Senator Schumer, however, who has an informal leadership position among Democrats, and who aspires to be THE Democratic Leader in the Senate, supports a bill to undermine this diplomatic triumph. He claims it isn’t strict enough and the US doesn’t have enough control. He wants to see Iranian regional diplomacy end. Something, he tells us, could go wrong as long as Iran is sovereign and free. No doubt, something could go wrong. What step forward have we ever taken in life that is ENTIRELY without risk. Of course change involves an element of risk. But the old way was already collapsing when President Obama committed to these negotiations. Today, the United Nations Sanctions have already been dropped, and our friends in the EU are talking business with their Iranian counterparts. This is a done deal.

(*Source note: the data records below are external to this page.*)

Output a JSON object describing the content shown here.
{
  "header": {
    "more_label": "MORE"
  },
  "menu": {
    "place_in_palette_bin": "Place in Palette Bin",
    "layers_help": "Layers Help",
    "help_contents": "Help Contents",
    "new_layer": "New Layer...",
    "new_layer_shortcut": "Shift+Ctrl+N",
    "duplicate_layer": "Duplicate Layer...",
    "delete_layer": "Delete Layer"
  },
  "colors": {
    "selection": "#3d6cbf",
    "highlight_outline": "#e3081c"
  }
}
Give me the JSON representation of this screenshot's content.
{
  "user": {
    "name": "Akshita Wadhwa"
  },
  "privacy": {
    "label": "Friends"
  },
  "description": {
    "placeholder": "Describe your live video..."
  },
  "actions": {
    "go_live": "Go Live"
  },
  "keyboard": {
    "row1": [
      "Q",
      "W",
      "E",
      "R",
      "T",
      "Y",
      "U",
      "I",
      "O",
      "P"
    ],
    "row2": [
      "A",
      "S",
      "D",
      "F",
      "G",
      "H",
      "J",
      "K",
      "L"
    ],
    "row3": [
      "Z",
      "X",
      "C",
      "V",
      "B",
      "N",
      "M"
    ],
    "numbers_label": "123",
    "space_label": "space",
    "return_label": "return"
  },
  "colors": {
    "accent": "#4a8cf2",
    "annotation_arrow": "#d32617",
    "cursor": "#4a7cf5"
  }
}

Even so, Senator Schumer is prepared to undermine the actions of a President from his own party. He is using his influence, which is substantial, to block the United States from fulfilling its international obligations. And, he is talking about war. What is the cause for this war he is talking about? Iran isn’t going to start a war with the United States. Iran doesn’t have the capability to fight a war against the United States, and they have made no effort to develop such a capability. Experts agree that Iran has a defensive military establishment. What possible cause could we have to openly go to war against Iran?
Is it not enough that the United States and our allies are embroiled in a series of devastating wars across the Middle East? Devastating, at least, to the people of Iraq, Afghanistan, Libya, Syria, Yemen, the countries where they have been and continue to be fought. Perhaps a diplomatic success with Iran can open the door to other diplomatic successes. Maybe peace with Iran can open the door to more peace with more perceived enemies. I would like to hope that is the case because we are dealing with many more international conflicts that need to be cooled if we want to avoid war in our future.

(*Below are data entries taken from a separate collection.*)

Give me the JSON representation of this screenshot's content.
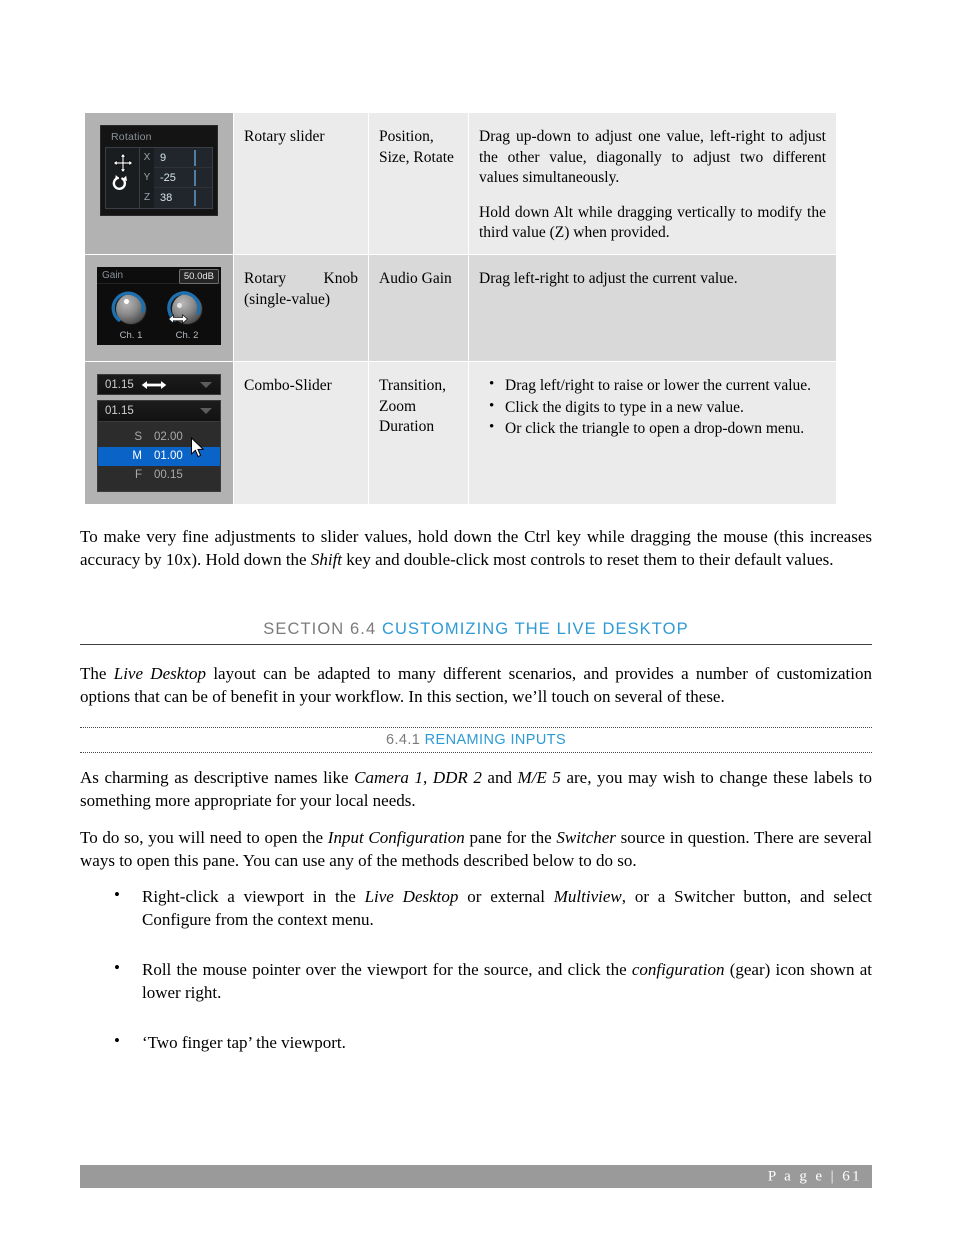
{
  "table": {
    "rows": [
      {
        "widget": {
          "type": "rotation-panel",
          "title": "Rotation",
          "axes": [
            {
              "label": "X",
              "value": "9"
            },
            {
              "label": "Y",
              "value": "-25"
            },
            {
              "label": "Z",
              "value": "38"
            }
          ],
          "icons": [
            "move-cursor-icon",
            "rotate-icon"
          ]
        },
        "control_name": "Rotary slider",
        "typical_use": "Position, Size, Rotate",
        "description_paragraphs": [
          "Drag up-down to adjust one value, left-right to adjust the other value, diagonally to adjust two different values simultaneously.",
          "Hold down Alt while dragging vertically to modify the third value (Z) when provided."
        ],
        "description_bullets": []
      },
      {
        "widget": {
          "type": "gain-panel",
          "title": "Gain",
          "tooltip": "50.0dB",
          "knobs": [
            {
              "label": "Ch. 1"
            },
            {
              "label": "Ch. 2"
            }
          ],
          "icons": [
            "left-right-arrow-cursor-icon"
          ]
        },
        "control_name": "Rotary Knob (single-value)",
        "typical_use": "Audio Gain",
        "description_paragraphs": [
          "Drag left-right to adjust the current value."
        ],
        "description_bullets": []
      },
      {
        "widget": {
          "type": "combo-slider",
          "slider_value": "01.15",
          "field_value": "01.15",
          "dropdown_options": [
            {
              "key": "S",
              "value": "02.00",
              "selected": false
            },
            {
              "key": "M",
              "value": "01.00",
              "selected": true
            },
            {
              "key": "F",
              "value": "00.15",
              "selected": false
            }
          ],
          "icons": [
            "left-right-arrow-icon",
            "triangle-down-icon",
            "mouse-pointer-icon"
          ]
        },
        "control_name": "Combo-Slider",
        "typical_use": "Transition, Zoom Duration",
        "description_paragraphs": [],
        "description_bullets": [
          "Drag left/right to raise or lower the current value.",
          "Click the digits to type in a new value.",
          "Or click the triangle to open a drop-down menu."
        ]
      }
    ]
  },
  "paragraphs": {
    "fine_adjust_part1": "To make very fine adjustments to slider values, hold down the Ctrl key while dragging the mouse (this increases accuracy by 10x). Hold down the ",
    "fine_adjust_shift": "Shift",
    "fine_adjust_part2": " key and double-click most controls to reset them to their default values."
  },
  "section": {
    "number": "SECTION 6.4",
    "title": "CUSTOMIZING THE LIVE DESKTOP",
    "intro_part1": "The ",
    "intro_em1": "Live Desktop",
    "intro_part2": " layout can be adapted to many different scenarios, and provides a number of customization options that can be of benefit in your workflow.  In this section, we’ll touch on several of these."
  },
  "subsection": {
    "number": "6.4.1",
    "title": "RENAMING INPUTS",
    "p1_part1": "As charming as descriptive names like ",
    "p1_em1": "Camera 1",
    "p1_part2": ", ",
    "p1_em2": "DDR 2",
    "p1_part3": " and ",
    "p1_em3": "M/E 5",
    "p1_part4": " are, you may wish to change these labels to something more appropriate for your local needs.",
    "p2_part1": "To do so, you will need to open the ",
    "p2_em1": "Input Configuration",
    "p2_part2": " pane for the ",
    "p2_em2": "Switcher",
    "p2_part3": " source in question.  There are several ways to open this pane.  You can use any of the methods described below to do so.",
    "bullets": [
      {
        "part1": "Right-click a viewport in the ",
        "em1": "Live Desktop",
        "part2": " or external ",
        "em2": "Multiview",
        "part3": ", or a Switcher button, and select Configure from the context menu."
      },
      {
        "part1": "Roll the mouse pointer over the viewport for the source, and click the ",
        "em1": "configuration",
        "part2": " (gear) icon shown at lower right.",
        "em2": "",
        "part3": ""
      },
      {
        "part1": "‘Two finger tap’ the viewport.",
        "em1": "",
        "part2": "",
        "em2": "",
        "part3": ""
      }
    ]
  },
  "footer": {
    "page_label": "P a g e  | 61"
  },
  "colors": {
    "accent_blue": "#2e9ad6",
    "heading_gray": "#7b7b7b",
    "footer_bar": "#9a9a9a",
    "row_light": "#ebebeb",
    "row_dark": "#d9d9d9",
    "widget_col": "#b2b2b2",
    "selection_blue": "#0a64c8"
  }
}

What is the key here? All or nothing negotiations fail. “My way or the highway” doesn’t cut it in international diplomacy. Back door wars that use mercenary armies, proxies, drones and special ops to undermine political adversaries and manage developing nations, however imperfectly governed, leave behind a wasteland of carnage, destruction and broken trust. It’s time for a new strategy and new tactics. Why not respectful multilateral diplomacy? Lets give it a chance.
This action is sponsored by a wide spectrum of organizations from the partisan political to antiwar and peace and justice organizations whose agendas transcend politics. Before I end my talk I want to mention some of the ones locally active:

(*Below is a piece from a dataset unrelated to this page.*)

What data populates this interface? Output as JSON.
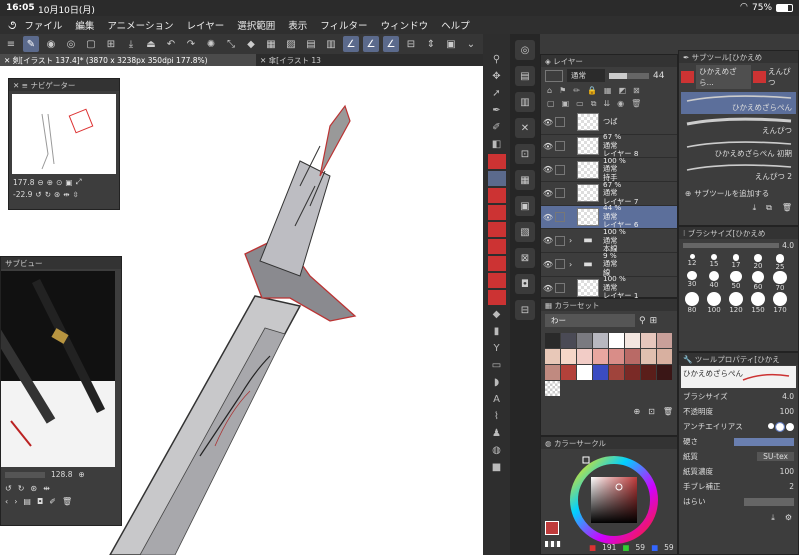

Metro Justice Peace Action and Education * MoveOn * Progressive Democrats of America * Just Foreign Policy * CodePink * Roots Action * United for Peace and Justice * Peace Action New York State * Credo * National Iranian American Council * The Daily Kos * Council for a Livable World * Win Without War. . .
What we have in common is that we all want peace. We want to give peace a chance.
So, let’s give a big shout-out to Senator Schumer:
“All we are saying, is give Peace a chance.” “. . . Give Peace a chance.”
If you can’t do that then Shame, Shame, Shame on you.